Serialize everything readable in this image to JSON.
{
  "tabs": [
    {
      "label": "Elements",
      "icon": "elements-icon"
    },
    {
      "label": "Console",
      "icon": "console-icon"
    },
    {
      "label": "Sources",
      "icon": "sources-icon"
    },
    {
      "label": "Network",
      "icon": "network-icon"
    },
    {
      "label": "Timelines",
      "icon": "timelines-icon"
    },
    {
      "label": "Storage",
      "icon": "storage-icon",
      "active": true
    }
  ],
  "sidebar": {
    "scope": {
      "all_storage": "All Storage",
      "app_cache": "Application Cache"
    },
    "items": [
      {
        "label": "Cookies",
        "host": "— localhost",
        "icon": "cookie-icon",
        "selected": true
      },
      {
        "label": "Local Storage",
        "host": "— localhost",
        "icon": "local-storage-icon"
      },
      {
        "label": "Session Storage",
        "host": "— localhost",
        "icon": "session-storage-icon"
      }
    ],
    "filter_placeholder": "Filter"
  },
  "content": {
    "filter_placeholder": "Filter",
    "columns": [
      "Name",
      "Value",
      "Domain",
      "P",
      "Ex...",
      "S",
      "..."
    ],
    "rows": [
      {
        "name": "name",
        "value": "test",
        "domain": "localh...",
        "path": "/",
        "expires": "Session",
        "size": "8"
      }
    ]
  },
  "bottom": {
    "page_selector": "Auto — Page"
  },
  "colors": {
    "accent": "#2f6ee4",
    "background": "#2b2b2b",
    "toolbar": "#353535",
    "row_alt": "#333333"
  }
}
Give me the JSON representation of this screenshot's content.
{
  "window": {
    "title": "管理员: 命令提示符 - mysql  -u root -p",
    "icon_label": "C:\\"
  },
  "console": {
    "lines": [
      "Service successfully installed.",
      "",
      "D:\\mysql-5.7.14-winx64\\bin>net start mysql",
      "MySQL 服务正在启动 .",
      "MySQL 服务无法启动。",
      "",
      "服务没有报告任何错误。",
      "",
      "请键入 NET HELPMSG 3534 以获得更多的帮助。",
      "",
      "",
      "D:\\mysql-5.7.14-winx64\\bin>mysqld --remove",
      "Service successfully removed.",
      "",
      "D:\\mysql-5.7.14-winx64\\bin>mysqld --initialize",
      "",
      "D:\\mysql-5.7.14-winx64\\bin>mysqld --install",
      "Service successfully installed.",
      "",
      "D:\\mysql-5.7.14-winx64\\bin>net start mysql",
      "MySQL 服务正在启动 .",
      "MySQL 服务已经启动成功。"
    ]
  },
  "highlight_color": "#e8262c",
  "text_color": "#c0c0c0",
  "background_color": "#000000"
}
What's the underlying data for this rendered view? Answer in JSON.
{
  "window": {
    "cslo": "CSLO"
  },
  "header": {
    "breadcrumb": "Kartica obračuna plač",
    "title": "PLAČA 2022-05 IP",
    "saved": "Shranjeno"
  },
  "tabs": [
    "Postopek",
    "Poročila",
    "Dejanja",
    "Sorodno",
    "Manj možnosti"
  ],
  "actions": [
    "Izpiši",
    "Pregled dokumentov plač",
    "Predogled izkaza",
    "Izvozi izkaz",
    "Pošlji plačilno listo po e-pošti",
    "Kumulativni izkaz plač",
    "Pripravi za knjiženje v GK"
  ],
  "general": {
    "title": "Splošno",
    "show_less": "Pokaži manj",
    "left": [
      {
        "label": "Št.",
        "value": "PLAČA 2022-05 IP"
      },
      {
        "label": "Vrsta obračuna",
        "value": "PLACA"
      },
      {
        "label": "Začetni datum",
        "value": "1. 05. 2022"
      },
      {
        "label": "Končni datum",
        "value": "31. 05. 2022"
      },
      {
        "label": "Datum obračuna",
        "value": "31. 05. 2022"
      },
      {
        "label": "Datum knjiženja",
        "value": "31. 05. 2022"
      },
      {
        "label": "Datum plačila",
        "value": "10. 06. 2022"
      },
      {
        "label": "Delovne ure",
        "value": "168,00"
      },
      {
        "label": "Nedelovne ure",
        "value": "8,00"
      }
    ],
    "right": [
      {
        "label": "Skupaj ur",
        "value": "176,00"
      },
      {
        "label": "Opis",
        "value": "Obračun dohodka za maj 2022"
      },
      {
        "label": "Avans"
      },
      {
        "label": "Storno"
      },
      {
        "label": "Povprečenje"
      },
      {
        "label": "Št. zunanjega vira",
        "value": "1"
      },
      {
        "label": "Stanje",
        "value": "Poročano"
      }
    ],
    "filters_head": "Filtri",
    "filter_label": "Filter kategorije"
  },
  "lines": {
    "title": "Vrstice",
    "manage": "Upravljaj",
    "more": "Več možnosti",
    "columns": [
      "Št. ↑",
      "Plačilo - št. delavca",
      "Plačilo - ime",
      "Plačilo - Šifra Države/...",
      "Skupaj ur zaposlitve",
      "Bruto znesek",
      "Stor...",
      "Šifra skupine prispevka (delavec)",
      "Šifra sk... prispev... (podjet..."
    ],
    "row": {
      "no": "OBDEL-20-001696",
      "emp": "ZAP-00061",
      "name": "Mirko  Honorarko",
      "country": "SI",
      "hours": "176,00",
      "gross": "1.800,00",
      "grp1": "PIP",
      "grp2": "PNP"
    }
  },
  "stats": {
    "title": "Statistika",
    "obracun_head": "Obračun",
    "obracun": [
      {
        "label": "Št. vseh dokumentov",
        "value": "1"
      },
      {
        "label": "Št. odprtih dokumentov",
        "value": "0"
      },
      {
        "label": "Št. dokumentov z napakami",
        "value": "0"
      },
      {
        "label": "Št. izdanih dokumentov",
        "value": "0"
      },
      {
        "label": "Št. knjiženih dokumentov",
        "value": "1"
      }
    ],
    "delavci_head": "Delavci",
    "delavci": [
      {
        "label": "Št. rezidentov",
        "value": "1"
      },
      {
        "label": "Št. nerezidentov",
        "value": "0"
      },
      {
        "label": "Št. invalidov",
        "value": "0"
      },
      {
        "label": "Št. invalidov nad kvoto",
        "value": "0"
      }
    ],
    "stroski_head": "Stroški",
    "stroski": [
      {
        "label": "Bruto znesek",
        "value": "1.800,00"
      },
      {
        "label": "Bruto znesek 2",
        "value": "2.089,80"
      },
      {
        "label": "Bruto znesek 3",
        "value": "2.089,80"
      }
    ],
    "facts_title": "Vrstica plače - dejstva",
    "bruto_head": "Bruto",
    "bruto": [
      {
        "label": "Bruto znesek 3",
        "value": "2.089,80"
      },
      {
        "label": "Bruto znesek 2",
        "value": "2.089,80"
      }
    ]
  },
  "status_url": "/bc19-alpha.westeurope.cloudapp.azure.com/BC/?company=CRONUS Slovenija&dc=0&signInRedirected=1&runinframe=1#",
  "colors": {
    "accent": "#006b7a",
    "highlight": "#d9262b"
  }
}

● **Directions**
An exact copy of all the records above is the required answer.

● **Written answer**
Serialize everything readable in this image to JSON.
{
  "tabs": [
    {
      "label": "Elements",
      "icon": "elements-icon"
    },
    {
      "label": "Console",
      "icon": "console-icon"
    },
    {
      "label": "Sources",
      "icon": "sources-icon"
    },
    {
      "label": "Network",
      "icon": "network-icon"
    },
    {
      "label": "Timelines",
      "icon": "timelines-icon"
    },
    {
      "label": "Storage",
      "icon": "storage-icon",
      "active": true
    }
  ],
  "sidebar": {
    "scope": {
      "all_storage": "All Storage",
      "app_cache": "Application Cache"
    },
    "items": [
      {
        "label": "Cookies",
        "host": "— localhost",
        "icon": "cookie-icon",
        "selected": true
      },
      {
        "label": "Local Storage",
        "host": "— localhost",
        "icon": "local-storage-icon"
      },
      {
        "label": "Session Storage",
        "host": "— localhost",
        "icon": "session-storage-icon"
      }
    ],
    "filter_placeholder": "Filter"
  },
  "content": {
    "filter_placeholder": "Filter",
    "columns": [
      "Name",
      "Value",
      "Domain",
      "P",
      "Ex...",
      "S",
      "..."
    ],
    "rows": [
      {
        "name": "name",
        "value": "test",
        "domain": "localh...",
        "path": "/",
        "expires": "Session",
        "size": "8"
      }
    ]
  },
  "bottom": {
    "page_selector": "Auto — Page"
  },
  "colors": {
    "accent": "#2f6ee4",
    "background": "#2b2b2b",
    "toolbar": "#353535",
    "row_alt": "#333333"
  }
}
Give me the JSON representation of this screenshot's content.
{
  "window": {
    "title": "管理员: 命令提示符 - mysql  -u root -p",
    "icon_label": "C:\\"
  },
  "console": {
    "lines": [
      "Service successfully installed.",
      "",
      "D:\\mysql-5.7.14-winx64\\bin>net start mysql",
      "MySQL 服务正在启动 .",
      "MySQL 服务无法启动。",
      "",
      "服务没有报告任何错误。",
      "",
      "请键入 NET HELPMSG 3534 以获得更多的帮助。",
      "",
      "",
      "D:\\mysql-5.7.14-winx64\\bin>mysqld --remove",
      "Service successfully removed.",
      "",
      "D:\\mysql-5.7.14-winx64\\bin>mysqld --initialize",
      "",
      "D:\\mysql-5.7.14-winx64\\bin>mysqld --install",
      "Service successfully installed.",
      "",
      "D:\\mysql-5.7.14-winx64\\bin>net start mysql",
      "MySQL 服务正在启动 .",
      "MySQL 服务已经启动成功。"
    ]
  },
  "highlight_color": "#e8262c",
  "text_color": "#c0c0c0",
  "background_color": "#000000"
}
What's the underlying data for this rendered view? Answer in JSON.
{
  "window": {
    "cslo": "CSLO"
  },
  "header": {
    "breadcrumb": "Kartica obračuna plač",
    "title": "PLAČA 2022-05 IP",
    "saved": "Shranjeno"
  },
  "tabs": [
    "Postopek",
    "Poročila",
    "Dejanja",
    "Sorodno",
    "Manj možnosti"
  ],
  "actions": [
    "Izpiši",
    "Pregled dokumentov plač",
    "Predogled izkaza",
    "Izvozi izkaz",
    "Pošlji plačilno listo po e-pošti",
    "Kumulativni izkaz plač",
    "Pripravi za knjiženje v GK"
  ],
  "general": {
    "title": "Splošno",
    "show_less": "Pokaži manj",
    "left": [
      {
        "label": "Št.",
        "value": "PLAČA 2022-05 IP"
      },
      {
        "label": "Vrsta obračuna",
        "value": "PLACA"
      },
      {
        "label": "Začetni datum",
        "value": "1. 05. 2022"
      },
      {
        "label": "Končni datum",
        "value": "31. 05. 2022"
      },
      {
        "label": "Datum obračuna",
        "value": "31. 05. 2022"
      },
      {
        "label": "Datum knjiženja",
        "value": "31. 05. 2022"
      },
      {
        "label": "Datum plačila",
        "value": "10. 06. 2022"
      },
      {
        "label": "Delovne ure",
        "value": "168,00"
      },
      {
        "label": "Nedelovne ure",
        "value": "8,00"
      }
    ],
    "right": [
      {
        "label": "Skupaj ur",
        "value": "176,00"
      },
      {
        "label": "Opis",
        "value": "Obračun dohodka za maj 2022"
      },
      {
        "label": "Avans"
      },
      {
        "label": "Storno"
      },
      {
        "label": "Povprečenje"
      },
      {
        "label": "Št. zunanjega vira",
        "value": "1"
      },
      {
        "label": "Stanje",
        "value": "Poročano"
      }
    ],
    "filters_head": "Filtri",
    "filter_label": "Filter kategorije"
  },
  "lines": {
    "title": "Vrstice",
    "manage": "Upravljaj",
    "more": "Več možnosti",
    "columns": [
      "Št. ↑",
      "Plačilo - št. delavca",
      "Plačilo - ime",
      "Plačilo - Šifra Države/...",
      "Skupaj ur zaposlitve",
      "Bruto znesek",
      "Stor...",
      "Šifra skupine prispevka (delavec)",
      "Šifra sk... prispev... (podjet..."
    ],
    "row": {
      "no": "OBDEL-20-001696",
      "emp": "ZAP-00061",
      "name": "Mirko  Honorarko",
      "country": "SI",
      "hours": "176,00",
      "gross": "1.800,00",
      "grp1": "PIP",
      "grp2": "PNP"
    }
  },
  "stats": {
    "title": "Statistika",
    "obracun_head": "Obračun",
    "obracun": [
      {
        "label": "Št. vseh dokumentov",
        "value": "1"
      },
      {
        "label": "Št. odprtih dokumentov",
        "value": "0"
      },
      {
        "label": "Št. dokumentov z napakami",
        "value": "0"
      },
      {
        "label": "Št. izdanih dokumentov",
        "value": "0"
      },
      {
        "label": "Št. knjiženih dokumentov",
        "value": "1"
      }
    ],
    "delavci_head": "Delavci",
    "delavci": [
      {
        "label": "Št. rezidentov",
        "value": "1"
      },
      {
        "label": "Št. nerezidentov",
        "value": "0"
      },
      {
        "label": "Št. invalidov",
        "value": "0"
      },
      {
        "label": "Št. invalidov nad kvoto",
        "value": "0"
      }
    ],
    "stroski_head": "Stroški",
    "stroski": [
      {
        "label": "Bruto znesek",
        "value": "1.800,00"
      },
      {
        "label": "Bruto znesek 2",
        "value": "2.089,80"
      },
      {
        "label": "Bruto znesek 3",
        "value": "2.089,80"
      }
    ],
    "facts_title": "Vrstica plače - dejstva",
    "bruto_head": "Bruto",
    "bruto": [
      {
        "label": "Bruto znesek 3",
        "value": "2.089,80"
      },
      {
        "label": "Bruto znesek 2",
        "value": "2.089,80"
      }
    ]
  },
  "status_url": "/bc19-alpha.westeurope.cloudapp.azure.com/BC/?company=CRONUS Slovenija&dc=0&signInRedirected=1&runinframe=1#",
  "colors": {
    "accent": "#006b7a",
    "highlight": "#d9262b"
  }
}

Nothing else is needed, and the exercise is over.